TOKYO: Despite fighting for market-economy status for four years, China lost its battle last week.
Beijing allowed a landmark World Trade Organization (WTO) dispute which was aimed to force the European Union (EU) to recognize China as a market economy in trade investigations, lapsed on June 15.
The case was first brought in 2016. However, China lost an interim ruling on the matter in 2019.
China currently provides the EU with more legal certainty to fight the low-price Chinese exports with artificially high tariffs.
The resolution, however, has been a setback for Beijing as the EU steps up efforts to limit China’s ‘expansionist practices’ into Europe.
The EU also announced an unprecedented effort to block China’s subsidies to exporters the same day China allowed the dispute to lapse.
The EU is also likely to unveil a proposal to protect European companies from Chinese takeovers.
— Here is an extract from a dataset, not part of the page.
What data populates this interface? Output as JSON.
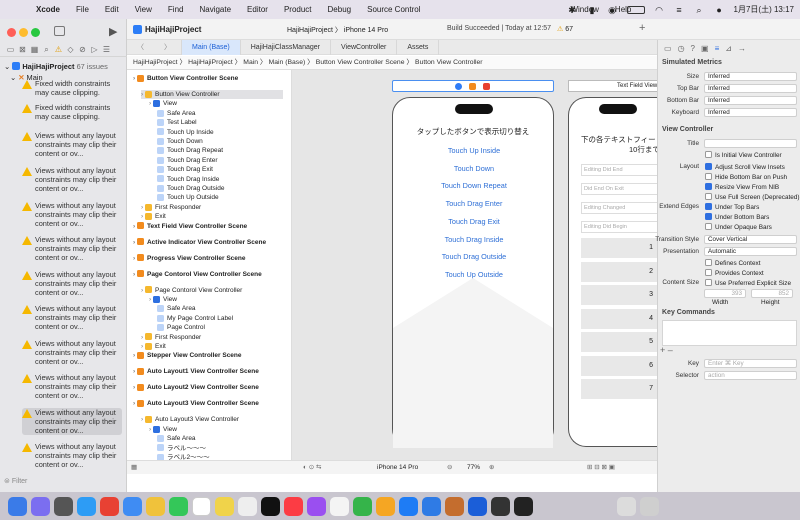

China has decided to drop the matter after the WTO rejected the claim that Beijing’s 2001 agreement to join WTO automatically granted it the right to be treated as market economy.
This means that the EU can even continue to impose higher duties on underpriced Chinese imports on a case-by-case basis.
In fact, the United States and the EU do not consider Chinese prices reliable.
China had filed a dispute in 2016 arguing that the legal basis that permits the EU to deviate from standard WTO anti-dumping practices expired in 2016.
China, meanwhile, temporarily suspended the dispute after WTO issued its interim report in 2019 preventing the ruling from going public.
(With inputs from Agencies)